Experimenting with screen-casting of me drawing in photoshop.
It has been….a really long time since I sat down at the computer to do some art. Some of that because my computer has been brain-less for months. And lots of stuff going on in the real world that has been zapping my energy. So I’ve been in a little bit of a dry spell creatively.
But, now, I’m back! The main thing fueling my creative juices at the moment, is that I’ve decided to stop making excuses, and participate in Camp NaNoWriMo this year. I hate that NaNoWriMo is in November. I have to many things going on at the holidays to even consider taking a month off to write a novel. But then my friend Joi pointed out that they have started Camp NaNoWriMo, which takes place in June and August. Alas, there go my excuse.
So, I am in the midst of finished up an outline for a book I plan to write in June. I really really just want to complete at least one book before I die. Many if I have a chance, but I’ve got to get over my block and finish the first.
My notes have been filled with sketches of the characters and pieces. I’ve worked out a thumbnail for what I would like to do for the cover, when the book is done. (Note, I have no idea what I’m calling this book yet.)
I will probably work on the cover after finishing the outline, to give myself a break. I would like to have it done before I start writing, so I have some visual motivation/inspiration for the story. In addition to the cover sketch, I started painting a picture of the main character. I won’t give away any details, but I will say she is pissed off in this picture, I don’t want to be in the shoes of the person she is glaring at. I may get it done tomorrow.
I thought I just share the process I go through when putting together a storybook illustration for in my sketchbook. The subject of this particular painting is Norton, the mouse. And a few of his friends. The drawing size is aprox 3.5 x 5 inches.
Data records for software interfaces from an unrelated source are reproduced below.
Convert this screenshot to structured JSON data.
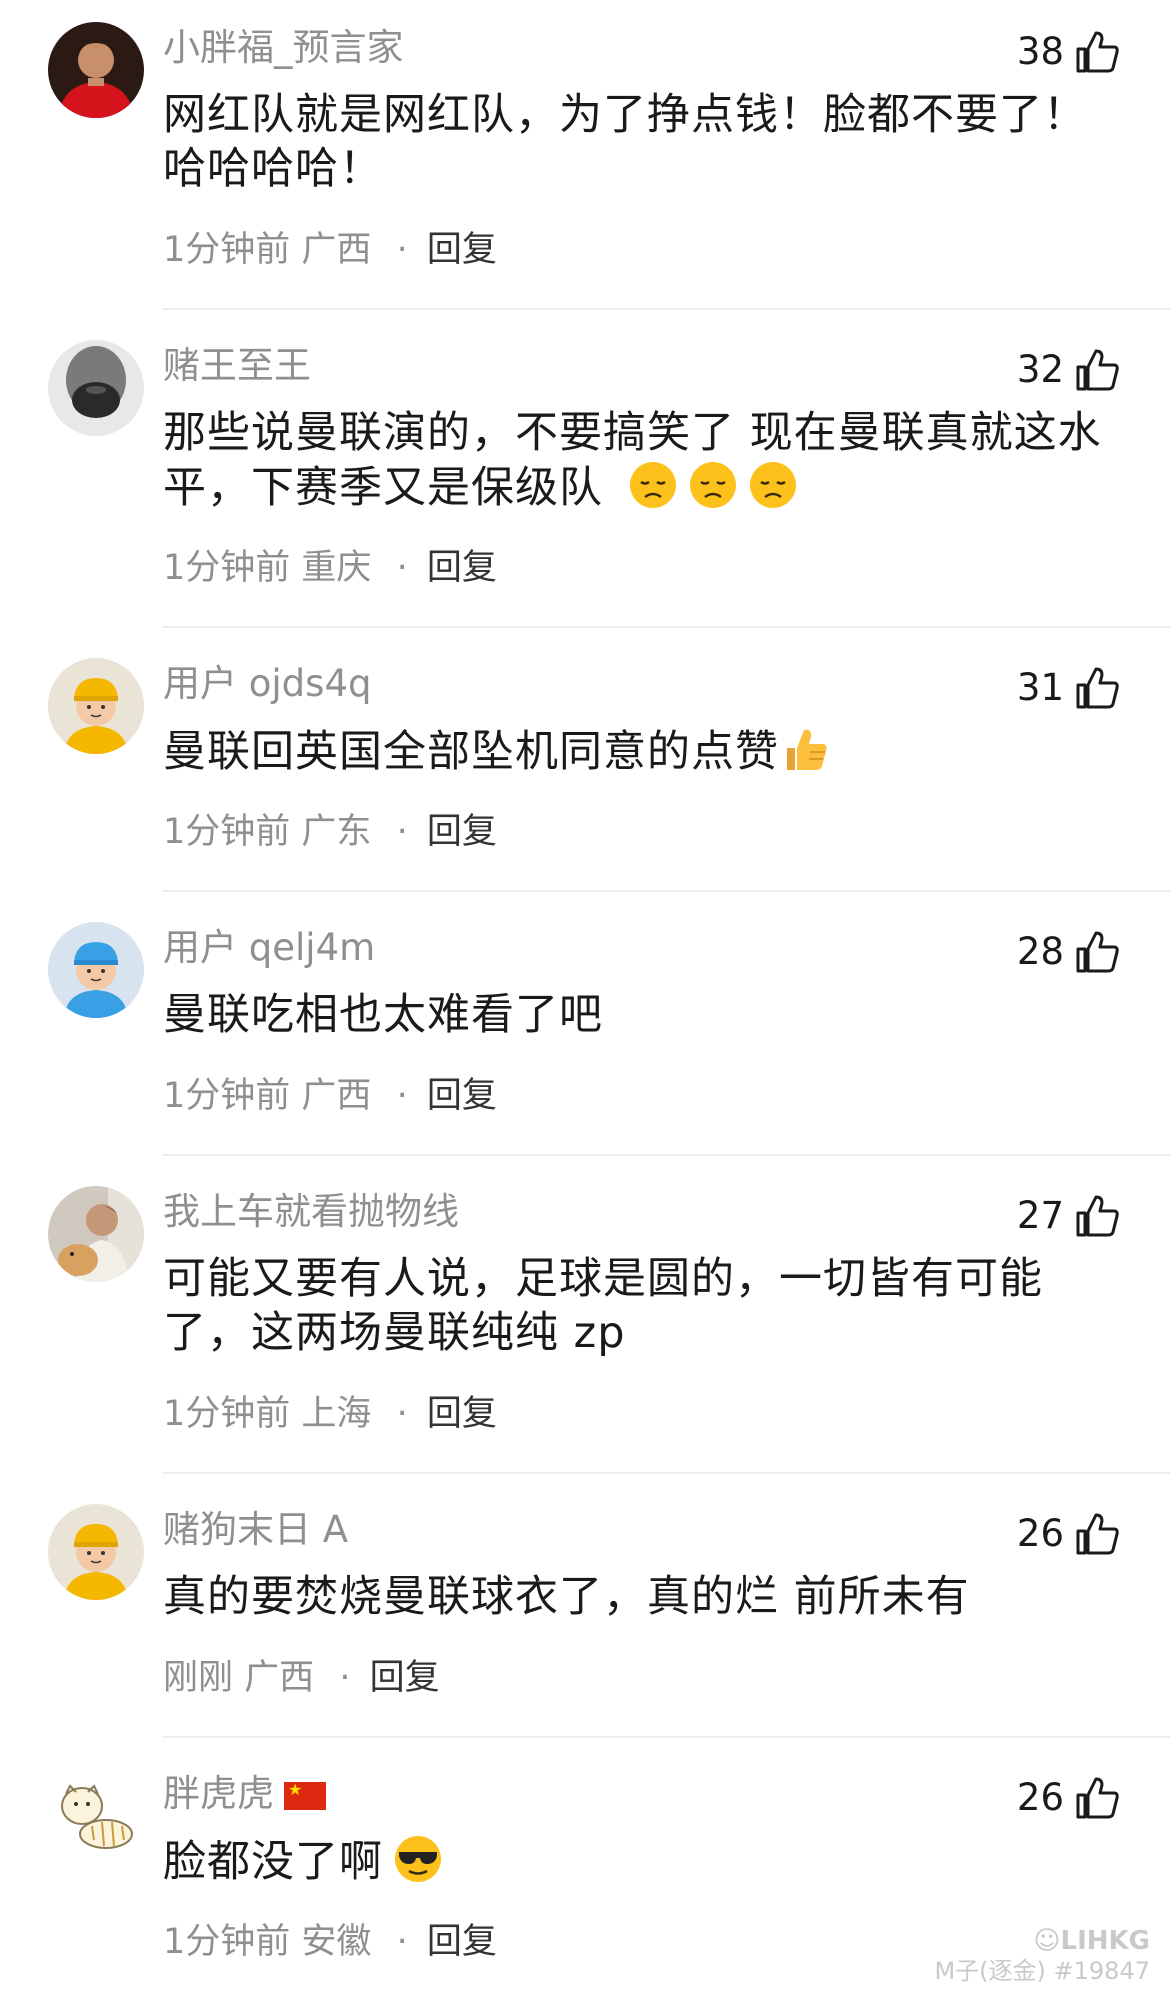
{
  "comments": [
    {
      "username": "小胖福_预言家",
      "likes": "38",
      "text": "网红队就是网红队，为了挣点钱！脸都不要了！哈哈哈哈！",
      "time": "1分钟前",
      "location": "广西",
      "reply_label": "回复",
      "avatar_icon": "football-player-avatar-icon"
    },
    {
      "username": "赌王至王",
      "likes": "32",
      "text": "那些说曼联演的，不要搞笑了 现在曼联真就这水平，下赛季又是保级队",
      "time": "1分钟前",
      "location": "重庆",
      "reply_label": "回复",
      "avatar_icon": "bearded-face-avatar-icon",
      "emojis": [
        "disappointed-face-emoji",
        "disappointed-face-emoji",
        "disappointed-face-emoji"
      ]
    },
    {
      "username": "用户 ojds4q",
      "likes": "31",
      "text": "曼联回英国全部坠机同意的点赞",
      "time": "1分钟前",
      "location": "广东",
      "reply_label": "回复",
      "avatar_icon": "yellow-cap-cartoon-avatar-icon",
      "emojis": [
        "thumbs-up-emoji"
      ]
    },
    {
      "username": "用户 qelj4m",
      "likes": "28",
      "text": "曼联吃相也太难看了吧",
      "time": "1分钟前",
      "location": "广西",
      "reply_label": "回复",
      "avatar_icon": "blue-cap-cartoon-avatar-icon"
    },
    {
      "username": "我上车就看抛物线",
      "likes": "27",
      "text": "可能又要有人说，足球是圆的，一切皆有可能了，这两场曼联纯纯 zp",
      "time": "1分钟前",
      "location": "上海",
      "reply_label": "回复",
      "avatar_icon": "man-with-dog-avatar-icon"
    },
    {
      "username": "赌狗末日 A",
      "likes": "26",
      "text": "真的要焚烧曼联球衣了，真的烂 前所未有",
      "time": "刚刚",
      "location": "广西",
      "reply_label": "回复",
      "avatar_icon": "yellow-cap-cartoon-avatar-icon"
    },
    {
      "username": "胖虎虎",
      "likes": "26",
      "text": "脸都没了啊",
      "time": "1分钟前",
      "location": "安徽",
      "reply_label": "回复",
      "avatar_icon": "tiger-cartoon-avatar-icon",
      "has_flag": true,
      "emojis": [
        "sunglasses-face-emoji"
      ]
    }
  ],
  "watermark": {
    "logo": "☺LIHKG",
    "credit": "M子(逐金) #19847"
  },
  "colors": {
    "text": "#1a1a1a",
    "muted": "#8f8f8f",
    "divider": "#ececec",
    "background": "#ffffff"
  }
}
1. I start with a pencil drawing to work out the perspective, layout and details of the picture. Once I’m happy, I go over it with ink, to refine the lines. I might add some hatching for the shadows.
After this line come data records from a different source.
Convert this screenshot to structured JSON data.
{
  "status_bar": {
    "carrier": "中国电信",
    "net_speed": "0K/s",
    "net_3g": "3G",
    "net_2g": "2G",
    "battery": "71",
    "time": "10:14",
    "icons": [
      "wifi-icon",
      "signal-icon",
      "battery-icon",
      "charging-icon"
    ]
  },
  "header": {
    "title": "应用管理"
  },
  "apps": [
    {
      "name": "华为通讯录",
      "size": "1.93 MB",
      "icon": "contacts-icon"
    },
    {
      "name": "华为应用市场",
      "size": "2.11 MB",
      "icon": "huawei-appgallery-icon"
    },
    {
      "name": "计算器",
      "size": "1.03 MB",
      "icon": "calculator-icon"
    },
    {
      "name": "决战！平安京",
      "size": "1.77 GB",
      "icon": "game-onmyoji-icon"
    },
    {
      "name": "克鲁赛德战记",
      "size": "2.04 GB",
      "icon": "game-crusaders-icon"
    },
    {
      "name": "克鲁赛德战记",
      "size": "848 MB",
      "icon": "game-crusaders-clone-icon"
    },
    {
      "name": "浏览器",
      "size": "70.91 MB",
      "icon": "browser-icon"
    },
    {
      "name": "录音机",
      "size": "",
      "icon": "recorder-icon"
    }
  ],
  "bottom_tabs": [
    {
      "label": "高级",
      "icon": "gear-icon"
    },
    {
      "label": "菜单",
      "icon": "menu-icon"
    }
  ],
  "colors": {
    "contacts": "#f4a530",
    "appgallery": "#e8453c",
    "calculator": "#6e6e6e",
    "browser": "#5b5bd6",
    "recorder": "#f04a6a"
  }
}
2. To get started on the painting, I usually lay down a wash of a solid color over the whole drawing. In this case, a brown wash. When it is almost dry, but not quite, I work in some of the major color blocks, and some of the shadows. The paint bleeds slightly into the background in a nice way because its not completely dry. Things are still very lose at this point, allowing for “happy” accidents that make for interesting paintings.
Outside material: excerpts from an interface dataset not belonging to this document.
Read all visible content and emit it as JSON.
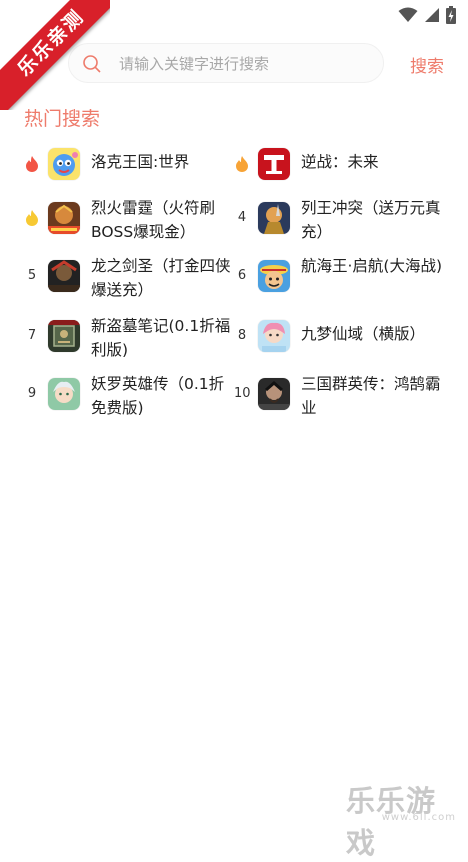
{
  "ribbon": {
    "text": "乐乐亲测"
  },
  "search": {
    "placeholder": "请输入关键字进行搜索",
    "value": "",
    "button_label": "搜索"
  },
  "hot_section": {
    "title": "热门搜索",
    "items": [
      {
        "rank": "1",
        "badge": "flame-red",
        "name": "洛克王国:世界",
        "icon": "roco-kingdom-game-icon"
      },
      {
        "rank": "2",
        "badge": "flame-orange",
        "name": "逆战：未来",
        "icon": "nizhan-future-game-icon"
      },
      {
        "rank": "3",
        "badge": "flame-yellow",
        "name": "烈火雷霆（火符刷BOSS爆现金）",
        "icon": "liehuo-leiting-game-icon"
      },
      {
        "rank": "4",
        "badge": "",
        "name": "列王冲突（送万元真充）",
        "icon": "liewang-chongtu-game-icon"
      },
      {
        "rank": "5",
        "badge": "",
        "name": "龙之剑圣（打金四侠爆送充）",
        "icon": "longzhi-jiansheng-game-icon"
      },
      {
        "rank": "6",
        "badge": "",
        "name": "航海王·启航(大海战)",
        "icon": "hanghaiwang-game-icon"
      },
      {
        "rank": "7",
        "badge": "",
        "name": "新盗墓笔记(0.1折福利版)",
        "icon": "daomu-biji-game-icon"
      },
      {
        "rank": "8",
        "badge": "",
        "name": "九梦仙域（横版）",
        "icon": "jiumeng-xianyu-game-icon"
      },
      {
        "rank": "9",
        "badge": "",
        "name": "妖罗英雄传（0.1折免费版)",
        "icon": "yaoluo-yingxiong-game-icon"
      },
      {
        "rank": "10",
        "badge": "",
        "name": "三国群英传：鸿鹄霸业",
        "icon": "sanguo-qunying-game-icon"
      }
    ]
  },
  "watermark": {
    "text": "乐乐游戏",
    "url": "www.6ll.com"
  },
  "colors": {
    "accent": "#ee7b6b",
    "ribbon": "#d8202a"
  }
}
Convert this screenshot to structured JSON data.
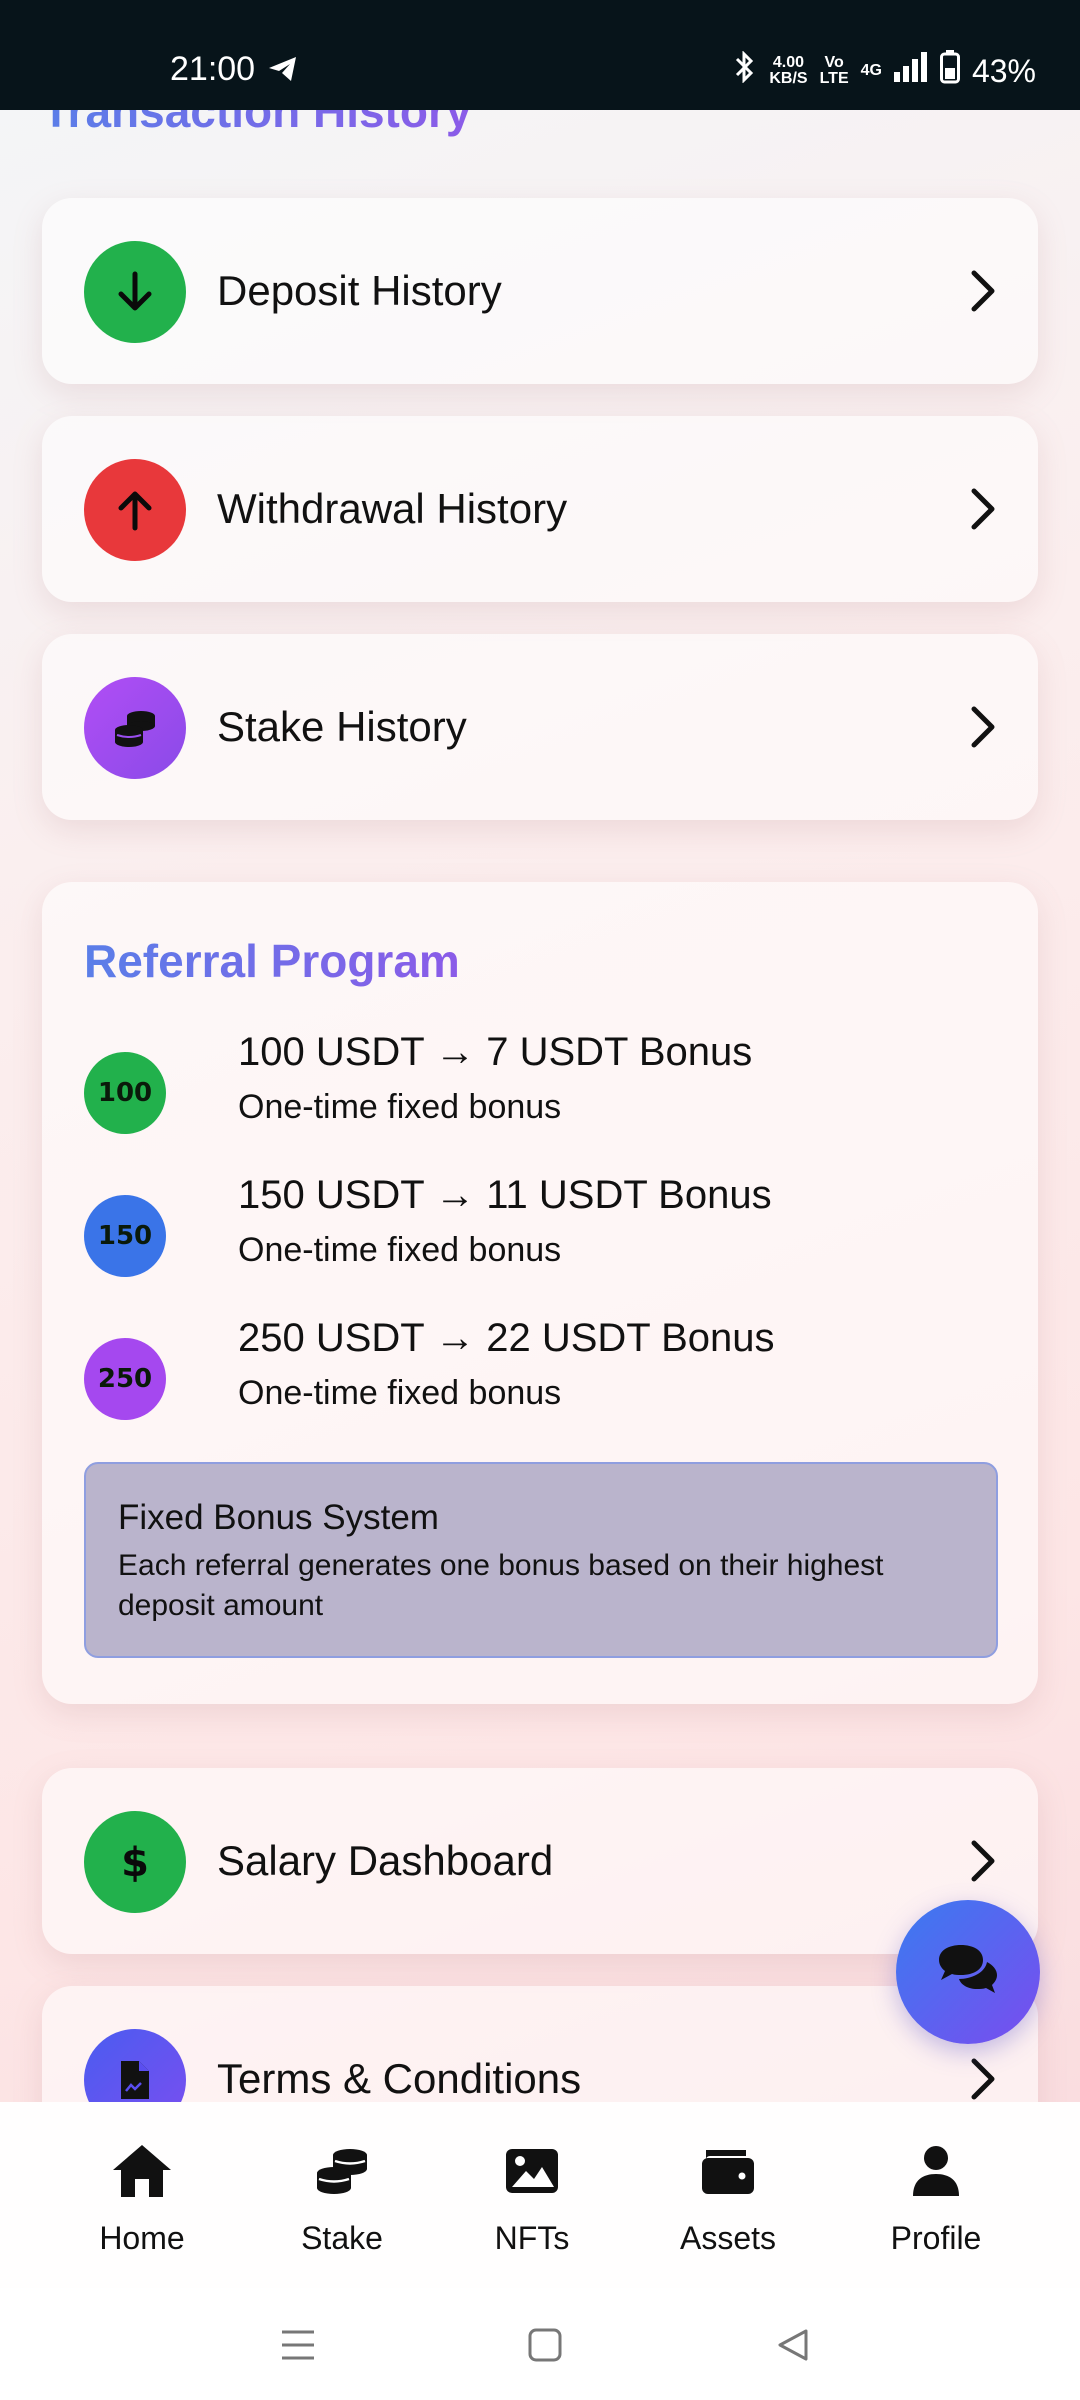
{
  "status_bar": {
    "time": "21:00",
    "net_speed_value": "4.00",
    "net_speed_unit": "KB/S",
    "volte": "Vo",
    "volte_sub": "LTE",
    "network": "4G",
    "battery": "43%"
  },
  "transaction": {
    "title": "Transaction History",
    "items": [
      {
        "label": "Deposit History",
        "icon": "arrow-down-icon",
        "color": "#22b14c"
      },
      {
        "label": "Withdrawal History",
        "icon": "arrow-up-icon",
        "color": "#e8383b"
      },
      {
        "label": "Stake History",
        "icon": "coins-icon",
        "color": "#9a4ef0"
      }
    ]
  },
  "referral": {
    "title": "Referral Program",
    "tiers": [
      {
        "badge": "100",
        "main": "100 USDT → 7 USDT Bonus",
        "sub": "One-time fixed bonus",
        "color": "#22b14c"
      },
      {
        "badge": "150",
        "main": "150 USDT → 11 USDT Bonus",
        "sub": "One-time fixed bonus",
        "color": "#3a74e8"
      },
      {
        "badge": "250",
        "main": "250 USDT → 22 USDT Bonus",
        "sub": "One-time fixed bonus",
        "color": "#a548ef"
      }
    ],
    "info_title": "Fixed Bonus System",
    "info_text": "Each referral generates one bonus based on their highest deposit amount"
  },
  "more": {
    "items": [
      {
        "label": "Salary Dashboard",
        "icon": "dollar-icon",
        "color": "#22b14c"
      },
      {
        "label": "Terms & Conditions",
        "icon": "document-icon",
        "color": "#5a4ef0"
      }
    ]
  },
  "bottom_nav": {
    "items": [
      {
        "label": "Home",
        "icon": "home-icon"
      },
      {
        "label": "Stake",
        "icon": "coins-icon"
      },
      {
        "label": "NFTs",
        "icon": "image-icon"
      },
      {
        "label": "Assets",
        "icon": "wallet-icon"
      },
      {
        "label": "Profile",
        "icon": "user-icon"
      }
    ]
  },
  "colors": {
    "accent_start": "#5a7ee8",
    "accent_end": "#8b5be8",
    "fab_start": "#3a7bf0",
    "fab_end": "#7a4cef"
  }
}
3. I continue to add more colors, and start working in the shadows to add more depth to the picture. My brush is getting smaller and smaller as I work from big shapes to more details. The painting looks very flat to me at this point. I need to add some deeper shadows to make certain areas pop more.
4. I decided darkened the top of the painting to give it more depth, and darkened the shadows using a bluish green wash. Everything was looking just a little TOO brown. The darker background helps the book stand out. When after all the painting was done, I went back over some of the lines that disappeared under the paint with my pen.
I think there will be something on her hand…